There are, of course, monuments in the world to other mass murderers, but they were national leaders like Stalin and Lenin. Erecting a statue for an individual terrorist — a minor one, at that — appears to be another Palestinian innovation.
If not the actual innovators, it was the Palestinians who gave a huge boost to airplane hijackings and suicide bombings. Now, the Middle East Media Research Institute (MEMRI) reports that a terror aficionado is lauding the Palestinians for their innovative contributions in the field of slaughtering innocents:
Following the truck attack in Nice, France on the night of July 14, 2016, ISIS supporters online expressed joy, congratulated the perpetrators, and stressed that the attack came in retaliation for airstrikes by coalition jets, including ones from France, in Syria and Iraq, which killed innocent Muslims. ISIS sympathizers on Telegram also posted banners lauding the attack and vowing that members of the Islamic State would continue to strike France and the West.
One of these ISIS supporters specifically “hailed the Palestinians for inventing the tactic of using trucks and cars in ramming attacks”:
Killing by ramming using civilian cars and trucks is an idea born from the Maqdisi [Palestinian] mind, which has an innovative nature of thinking up jihad tactics. Yesterday they taught us [about] the explosive vest, and many plans for street fighting, and today they taught us this tactic. May Allah bless Jerusalem and the environs of Jerusalem.
Just since last September, Palestinians have mounted 46 vehicle-ramming attacks (among many others). Though they may not have been the originators of the tactic, they have used it far more than any other group and may well have provided the inspiration for the Nice attack, which killed 84.

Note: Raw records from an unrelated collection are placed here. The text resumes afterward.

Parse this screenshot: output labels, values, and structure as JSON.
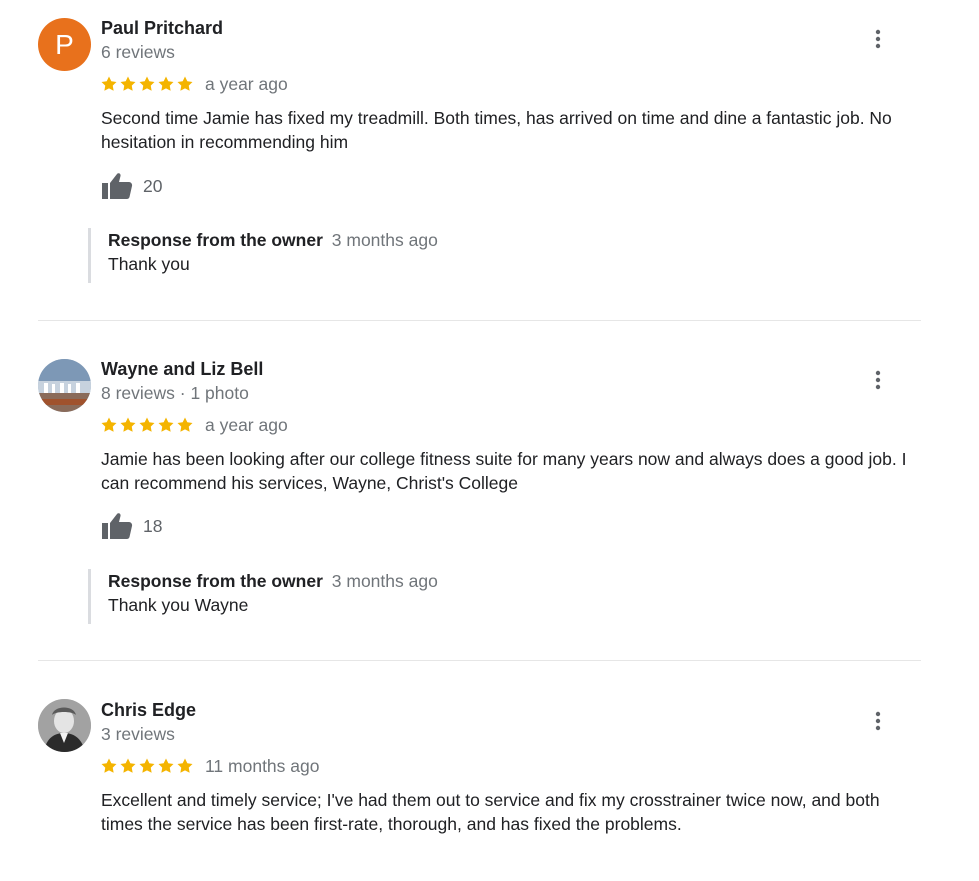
{
  "colors": {
    "star": "#f4b400",
    "avatar_p": "#e8711c",
    "muted": "#70757a",
    "text": "#202124",
    "divider": "#e6e6e6"
  },
  "reviews": [
    {
      "avatar_letter": "P",
      "avatar_icon": "letter-avatar",
      "name": "Paul Pritchard",
      "meta": "6 reviews",
      "rating": 5,
      "date": "a year ago",
      "text": "Second time Jamie has fixed my treadmill. Both times, has arrived on time and dine a fantastic job. No hesitation in recommending him",
      "likes": "20",
      "response_label": "Response from the owner",
      "response_date": "3 months ago",
      "response_text": "Thank you"
    },
    {
      "avatar_icon": "photo-avatar",
      "name": "Wayne and Liz Bell",
      "meta": "8 reviews · 1 photo",
      "rating": 5,
      "date": "a year ago",
      "text": "Jamie has been looking after our college fitness suite for many years now and always does a good job. I can recommend his services, Wayne, Christ's College",
      "likes": "18",
      "response_label": "Response from the owner",
      "response_date": "3 months ago",
      "response_text": "Thank you Wayne"
    },
    {
      "avatar_icon": "photo-avatar",
      "name": "Chris Edge",
      "meta": "3 reviews",
      "rating": 5,
      "date": "11 months ago",
      "text": "Excellent and timely service; I've had them out to service and fix my crosstrainer twice now, and both times the service has been first-rate, thorough, and has fixed the problems."
    }
  ]
}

Some of us have long maintained that — while the political disposition of the Palestinians in the West Bank is an issue that will eventually need to be solved — there can be no solution as long as Palestinians make barbarism and hatred the lodestar of their collective life.

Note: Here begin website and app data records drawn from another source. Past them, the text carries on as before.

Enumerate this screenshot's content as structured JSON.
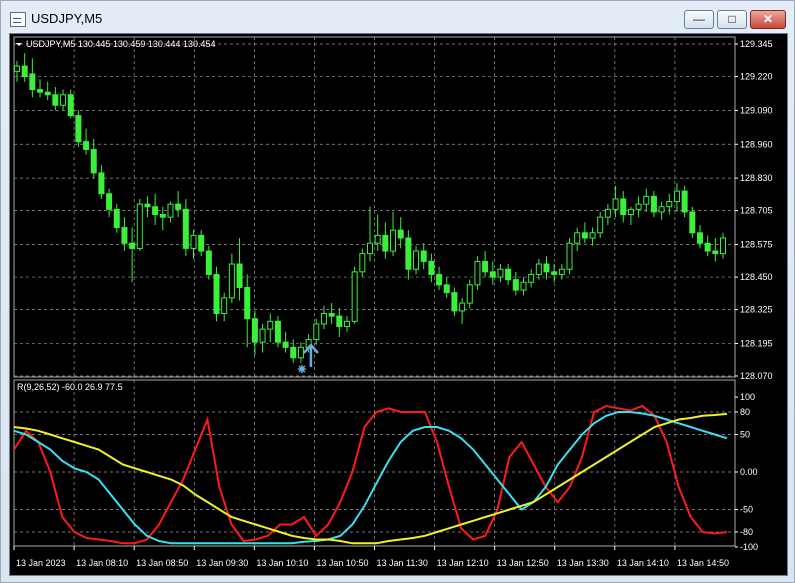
{
  "window": {
    "title": "USDJPY,M5",
    "minimize_glyph": "—",
    "maximize_glyph": "□",
    "close_glyph": "✕"
  },
  "chart": {
    "info": "USDJPY,M5  130.445 130.459 130.444 130.454",
    "price_ticks": [
      "129.345",
      "129.220",
      "129.090",
      "128.960",
      "128.830",
      "128.705",
      "128.575",
      "128.450",
      "128.325",
      "128.195",
      "128.070"
    ],
    "indicator_label": "R(9,26,52) -60.0 26.9 77.5",
    "indicator_ticks": [
      "100",
      "80",
      "50",
      "0.00",
      "-50",
      "-80",
      "-100"
    ],
    "time_ticks": [
      "13 Jan 2023",
      "13 Jan 08:10",
      "13 Jan 08:50",
      "13 Jan 09:30",
      "13 Jan 10:10",
      "13 Jan 10:50",
      "13 Jan 11:30",
      "13 Jan 12:10",
      "13 Jan 12:50",
      "13 Jan 13:30",
      "13 Jan 14:10",
      "13 Jan 14:50"
    ],
    "colors": {
      "background": "#000000",
      "grid": "#9a9a9a",
      "candle": "#3bf03b",
      "fast": "#ff1a1a",
      "medium": "#38e0f0",
      "slow": "#f0f02a",
      "arrow": "#6aaee6"
    }
  },
  "chart_data": {
    "type": "candlestick",
    "symbol": "USDJPY",
    "timeframe": "M5",
    "price_range": [
      128.07,
      129.345
    ],
    "candles": [
      {
        "o": 129.24,
        "h": 129.28,
        "l": 129.2,
        "c": 129.26
      },
      {
        "o": 129.26,
        "h": 129.31,
        "l": 129.2,
        "c": 129.22
      },
      {
        "o": 129.23,
        "h": 129.29,
        "l": 129.14,
        "c": 129.17
      },
      {
        "o": 129.17,
        "h": 129.21,
        "l": 129.14,
        "c": 129.16
      },
      {
        "o": 129.16,
        "h": 129.2,
        "l": 129.13,
        "c": 129.15
      },
      {
        "o": 129.15,
        "h": 129.18,
        "l": 129.09,
        "c": 129.11
      },
      {
        "o": 129.11,
        "h": 129.17,
        "l": 129.09,
        "c": 129.15
      },
      {
        "o": 129.15,
        "h": 129.17,
        "l": 129.06,
        "c": 129.07
      },
      {
        "o": 129.07,
        "h": 129.09,
        "l": 128.95,
        "c": 128.97
      },
      {
        "o": 128.97,
        "h": 129.02,
        "l": 128.92,
        "c": 128.94
      },
      {
        "o": 128.94,
        "h": 128.98,
        "l": 128.83,
        "c": 128.85
      },
      {
        "o": 128.85,
        "h": 128.88,
        "l": 128.75,
        "c": 128.77
      },
      {
        "o": 128.77,
        "h": 128.79,
        "l": 128.68,
        "c": 128.71
      },
      {
        "o": 128.71,
        "h": 128.73,
        "l": 128.62,
        "c": 128.64
      },
      {
        "o": 128.64,
        "h": 128.68,
        "l": 128.55,
        "c": 128.58
      },
      {
        "o": 128.58,
        "h": 128.64,
        "l": 128.43,
        "c": 128.56
      },
      {
        "o": 128.56,
        "h": 128.75,
        "l": 128.55,
        "c": 128.73
      },
      {
        "o": 128.73,
        "h": 128.76,
        "l": 128.68,
        "c": 128.72
      },
      {
        "o": 128.72,
        "h": 128.77,
        "l": 128.65,
        "c": 128.69
      },
      {
        "o": 128.69,
        "h": 128.72,
        "l": 128.63,
        "c": 128.68
      },
      {
        "o": 128.68,
        "h": 128.74,
        "l": 128.66,
        "c": 128.73
      },
      {
        "o": 128.73,
        "h": 128.78,
        "l": 128.68,
        "c": 128.71
      },
      {
        "o": 128.71,
        "h": 128.75,
        "l": 128.53,
        "c": 128.56
      },
      {
        "o": 128.56,
        "h": 128.63,
        "l": 128.52,
        "c": 128.61
      },
      {
        "o": 128.61,
        "h": 128.63,
        "l": 128.53,
        "c": 128.55
      },
      {
        "o": 128.55,
        "h": 128.57,
        "l": 128.44,
        "c": 128.46
      },
      {
        "o": 128.46,
        "h": 128.49,
        "l": 128.28,
        "c": 128.31
      },
      {
        "o": 128.31,
        "h": 128.39,
        "l": 128.28,
        "c": 128.37
      },
      {
        "o": 128.37,
        "h": 128.54,
        "l": 128.35,
        "c": 128.5
      },
      {
        "o": 128.5,
        "h": 128.6,
        "l": 128.36,
        "c": 128.41
      },
      {
        "o": 128.41,
        "h": 128.46,
        "l": 128.18,
        "c": 128.29
      },
      {
        "o": 128.29,
        "h": 128.32,
        "l": 128.15,
        "c": 128.2
      },
      {
        "o": 128.2,
        "h": 128.27,
        "l": 128.16,
        "c": 128.25
      },
      {
        "o": 128.25,
        "h": 128.31,
        "l": 128.2,
        "c": 128.28
      },
      {
        "o": 128.28,
        "h": 128.3,
        "l": 128.18,
        "c": 128.2
      },
      {
        "o": 128.2,
        "h": 128.24,
        "l": 128.16,
        "c": 128.18
      },
      {
        "o": 128.18,
        "h": 128.21,
        "l": 128.12,
        "c": 128.14
      },
      {
        "o": 128.14,
        "h": 128.2,
        "l": 128.12,
        "c": 128.18
      },
      {
        "o": 128.18,
        "h": 128.23,
        "l": 128.16,
        "c": 128.21
      },
      {
        "o": 128.21,
        "h": 128.29,
        "l": 128.19,
        "c": 128.27
      },
      {
        "o": 128.27,
        "h": 128.34,
        "l": 128.25,
        "c": 128.31
      },
      {
        "o": 128.31,
        "h": 128.35,
        "l": 128.27,
        "c": 128.3
      },
      {
        "o": 128.3,
        "h": 128.33,
        "l": 128.22,
        "c": 128.26
      },
      {
        "o": 128.26,
        "h": 128.3,
        "l": 128.24,
        "c": 128.28
      },
      {
        "o": 128.28,
        "h": 128.49,
        "l": 128.27,
        "c": 128.47
      },
      {
        "o": 128.47,
        "h": 128.56,
        "l": 128.45,
        "c": 128.54
      },
      {
        "o": 128.54,
        "h": 128.72,
        "l": 128.51,
        "c": 128.58
      },
      {
        "o": 128.58,
        "h": 128.69,
        "l": 128.55,
        "c": 128.61
      },
      {
        "o": 128.61,
        "h": 128.66,
        "l": 128.52,
        "c": 128.55
      },
      {
        "o": 128.55,
        "h": 128.7,
        "l": 128.53,
        "c": 128.63
      },
      {
        "o": 128.63,
        "h": 128.68,
        "l": 128.56,
        "c": 128.6
      },
      {
        "o": 128.6,
        "h": 128.63,
        "l": 128.44,
        "c": 128.48
      },
      {
        "o": 128.48,
        "h": 128.57,
        "l": 128.46,
        "c": 128.55
      },
      {
        "o": 128.55,
        "h": 128.58,
        "l": 128.48,
        "c": 128.51
      },
      {
        "o": 128.51,
        "h": 128.54,
        "l": 128.43,
        "c": 128.46
      },
      {
        "o": 128.46,
        "h": 128.49,
        "l": 128.4,
        "c": 128.42
      },
      {
        "o": 128.42,
        "h": 128.45,
        "l": 128.37,
        "c": 128.39
      },
      {
        "o": 128.39,
        "h": 128.41,
        "l": 128.3,
        "c": 128.32
      },
      {
        "o": 128.32,
        "h": 128.37,
        "l": 128.27,
        "c": 128.35
      },
      {
        "o": 128.35,
        "h": 128.44,
        "l": 128.33,
        "c": 128.42
      },
      {
        "o": 128.42,
        "h": 128.53,
        "l": 128.4,
        "c": 128.51
      },
      {
        "o": 128.51,
        "h": 128.55,
        "l": 128.45,
        "c": 128.47
      },
      {
        "o": 128.47,
        "h": 128.51,
        "l": 128.42,
        "c": 128.45
      },
      {
        "o": 128.45,
        "h": 128.5,
        "l": 128.43,
        "c": 128.48
      },
      {
        "o": 128.48,
        "h": 128.5,
        "l": 128.42,
        "c": 128.44
      },
      {
        "o": 128.44,
        "h": 128.47,
        "l": 128.38,
        "c": 128.4
      },
      {
        "o": 128.4,
        "h": 128.45,
        "l": 128.38,
        "c": 128.43
      },
      {
        "o": 128.43,
        "h": 128.48,
        "l": 128.41,
        "c": 128.46
      },
      {
        "o": 128.46,
        "h": 128.52,
        "l": 128.44,
        "c": 128.5
      },
      {
        "o": 128.5,
        "h": 128.53,
        "l": 128.44,
        "c": 128.47
      },
      {
        "o": 128.47,
        "h": 128.5,
        "l": 128.43,
        "c": 128.46
      },
      {
        "o": 128.46,
        "h": 128.5,
        "l": 128.44,
        "c": 128.48
      },
      {
        "o": 128.48,
        "h": 128.6,
        "l": 128.46,
        "c": 128.58
      },
      {
        "o": 128.58,
        "h": 128.64,
        "l": 128.55,
        "c": 128.62
      },
      {
        "o": 128.62,
        "h": 128.66,
        "l": 128.58,
        "c": 128.6
      },
      {
        "o": 128.6,
        "h": 128.64,
        "l": 128.57,
        "c": 128.62
      },
      {
        "o": 128.62,
        "h": 128.7,
        "l": 128.6,
        "c": 128.68
      },
      {
        "o": 128.68,
        "h": 128.73,
        "l": 128.65,
        "c": 128.71
      },
      {
        "o": 128.71,
        "h": 128.8,
        "l": 128.68,
        "c": 128.75
      },
      {
        "o": 128.75,
        "h": 128.78,
        "l": 128.66,
        "c": 128.69
      },
      {
        "o": 128.69,
        "h": 128.72,
        "l": 128.65,
        "c": 128.71
      },
      {
        "o": 128.71,
        "h": 128.76,
        "l": 128.68,
        "c": 128.73
      },
      {
        "o": 128.73,
        "h": 128.79,
        "l": 128.7,
        "c": 128.76
      },
      {
        "o": 128.76,
        "h": 128.78,
        "l": 128.68,
        "c": 128.7
      },
      {
        "o": 128.7,
        "h": 128.74,
        "l": 128.67,
        "c": 128.72
      },
      {
        "o": 128.72,
        "h": 128.77,
        "l": 128.69,
        "c": 128.74
      },
      {
        "o": 128.74,
        "h": 128.81,
        "l": 128.7,
        "c": 128.78
      },
      {
        "o": 128.78,
        "h": 128.8,
        "l": 128.68,
        "c": 128.7
      },
      {
        "o": 128.7,
        "h": 128.72,
        "l": 128.6,
        "c": 128.62
      },
      {
        "o": 128.62,
        "h": 128.65,
        "l": 128.56,
        "c": 128.58
      },
      {
        "o": 128.58,
        "h": 128.61,
        "l": 128.53,
        "c": 128.55
      },
      {
        "o": 128.55,
        "h": 128.6,
        "l": 128.51,
        "c": 128.54
      },
      {
        "o": 128.54,
        "h": 128.62,
        "l": 128.52,
        "c": 128.6
      }
    ],
    "buy_signal": {
      "candle_index": 37,
      "price": 128.12
    },
    "indicator": {
      "name": "R(9,26,52)",
      "range": [
        -100,
        100
      ],
      "levels": [
        80,
        50,
        0,
        -50,
        -80
      ],
      "last_values": [
        -60.0,
        26.9,
        77.5
      ],
      "series": [
        {
          "values": [
            30,
            55,
            40,
            0,
            -60,
            -80,
            -88,
            -90,
            -92,
            -95,
            -95,
            -90,
            -70,
            -40,
            -10,
            30,
            70,
            -20,
            -70,
            -92,
            -90,
            -85,
            -70,
            -70,
            -60,
            -85,
            -70,
            -40,
            0,
            60,
            80,
            85,
            80,
            80,
            80,
            40,
            -20,
            -75,
            -90,
            -85,
            -50,
            20,
            40,
            10,
            -20,
            -40,
            -20,
            20,
            80,
            88,
            85,
            82,
            88,
            75,
            40,
            -20,
            -60,
            -80,
            -82,
            -80
          ]
        },
        {
          "values": [
            55,
            50,
            40,
            30,
            15,
            5,
            0,
            -10,
            -30,
            -50,
            -70,
            -85,
            -92,
            -95,
            -95,
            -95,
            -95,
            -95,
            -95,
            -95,
            -95,
            -95,
            -95,
            -95,
            -93,
            -92,
            -90,
            -85,
            -70,
            -45,
            -15,
            15,
            40,
            55,
            60,
            60,
            55,
            45,
            30,
            10,
            -10,
            -30,
            -50,
            -40,
            -20,
            10,
            30,
            50,
            65,
            75,
            80,
            80,
            78,
            75,
            70,
            65,
            60,
            55,
            50,
            45
          ]
        },
        {
          "values": [
            60,
            58,
            55,
            50,
            45,
            40,
            35,
            30,
            20,
            10,
            5,
            0,
            -5,
            -10,
            -18,
            -30,
            -40,
            -50,
            -60,
            -65,
            -70,
            -75,
            -80,
            -85,
            -88,
            -90,
            -90,
            -92,
            -95,
            -95,
            -95,
            -92,
            -90,
            -88,
            -85,
            -80,
            -75,
            -70,
            -65,
            -60,
            -55,
            -50,
            -45,
            -40,
            -30,
            -20,
            -10,
            0,
            10,
            20,
            30,
            40,
            50,
            60,
            65,
            70,
            72,
            75,
            76,
            77.5
          ]
        }
      ]
    }
  }
}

For some — like François Hollande, or the American Jewish activist Peter Beinart — the anxiety to turn the Palestinians into a full-fledged, independent identity as rapidly as possible appears to be incorrigible. Others would do well to contemplate, among other things, the PA’s dedication of a statue to the “hero” Abu Sukkar.